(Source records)
►

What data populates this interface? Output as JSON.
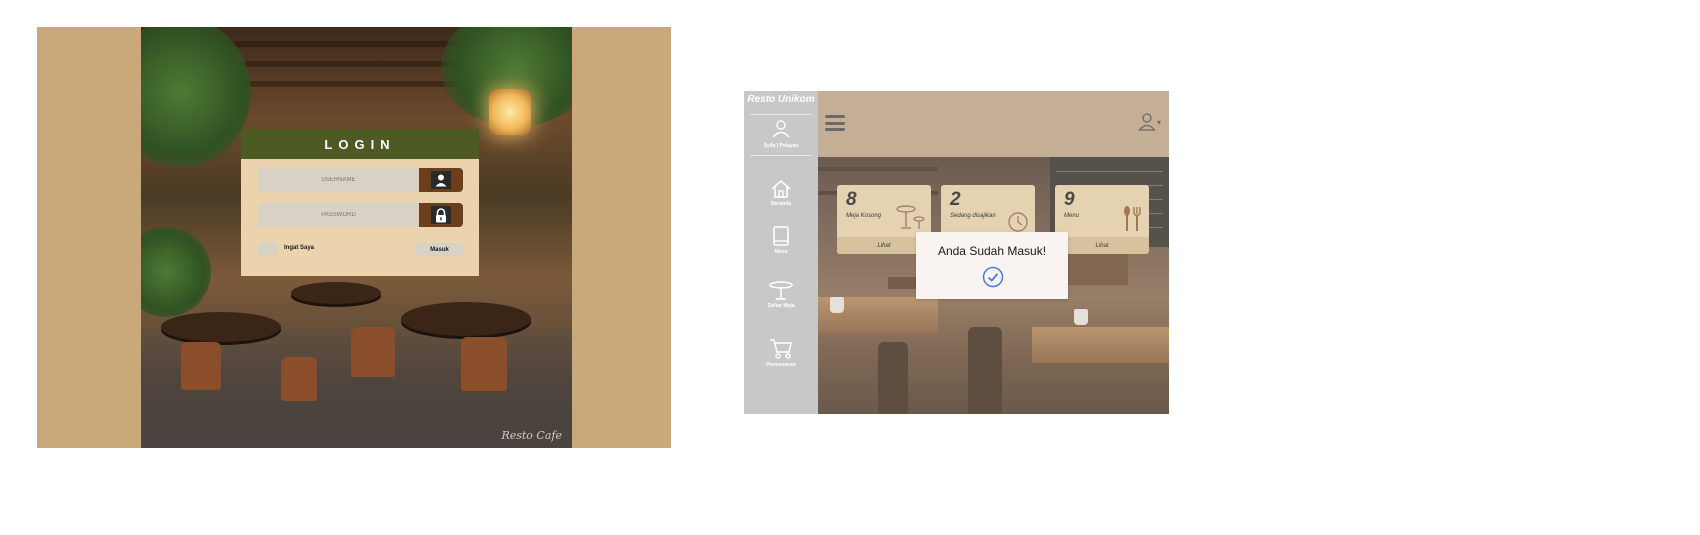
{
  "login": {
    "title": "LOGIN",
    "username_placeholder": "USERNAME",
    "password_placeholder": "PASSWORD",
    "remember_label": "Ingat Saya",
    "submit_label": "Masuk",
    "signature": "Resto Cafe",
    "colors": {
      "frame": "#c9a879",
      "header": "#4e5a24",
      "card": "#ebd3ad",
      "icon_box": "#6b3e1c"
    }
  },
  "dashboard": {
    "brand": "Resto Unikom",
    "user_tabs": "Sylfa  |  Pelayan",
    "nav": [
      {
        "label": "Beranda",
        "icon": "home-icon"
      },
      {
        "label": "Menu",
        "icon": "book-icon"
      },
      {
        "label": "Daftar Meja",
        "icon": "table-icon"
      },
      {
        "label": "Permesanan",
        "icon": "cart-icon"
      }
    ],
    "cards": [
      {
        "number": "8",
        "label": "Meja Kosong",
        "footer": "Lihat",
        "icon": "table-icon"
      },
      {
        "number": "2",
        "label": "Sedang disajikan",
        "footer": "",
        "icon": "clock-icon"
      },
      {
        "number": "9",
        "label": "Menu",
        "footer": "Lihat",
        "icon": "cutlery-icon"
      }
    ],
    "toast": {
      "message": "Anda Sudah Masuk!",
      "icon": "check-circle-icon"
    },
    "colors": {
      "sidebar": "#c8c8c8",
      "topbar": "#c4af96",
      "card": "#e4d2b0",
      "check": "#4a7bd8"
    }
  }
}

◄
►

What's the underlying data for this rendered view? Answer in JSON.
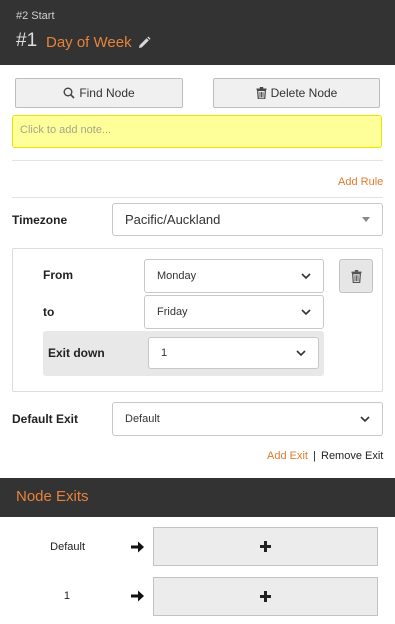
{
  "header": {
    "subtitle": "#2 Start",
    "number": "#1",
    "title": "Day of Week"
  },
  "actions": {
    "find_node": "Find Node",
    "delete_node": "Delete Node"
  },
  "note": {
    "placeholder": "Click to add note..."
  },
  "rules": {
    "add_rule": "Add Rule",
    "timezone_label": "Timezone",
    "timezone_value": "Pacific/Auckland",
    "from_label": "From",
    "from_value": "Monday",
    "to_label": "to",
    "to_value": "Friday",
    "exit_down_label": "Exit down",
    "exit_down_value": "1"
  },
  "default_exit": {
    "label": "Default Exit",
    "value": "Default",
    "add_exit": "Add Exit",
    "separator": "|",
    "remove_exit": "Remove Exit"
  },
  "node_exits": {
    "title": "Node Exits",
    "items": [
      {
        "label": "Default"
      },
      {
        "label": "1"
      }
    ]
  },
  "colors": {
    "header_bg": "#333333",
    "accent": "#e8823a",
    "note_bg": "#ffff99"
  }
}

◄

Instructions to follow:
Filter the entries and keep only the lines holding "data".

Response to the exercise:
What data populates this interface? Output as JSON.
What's the underlying data for this rendered view? Answer in JSON.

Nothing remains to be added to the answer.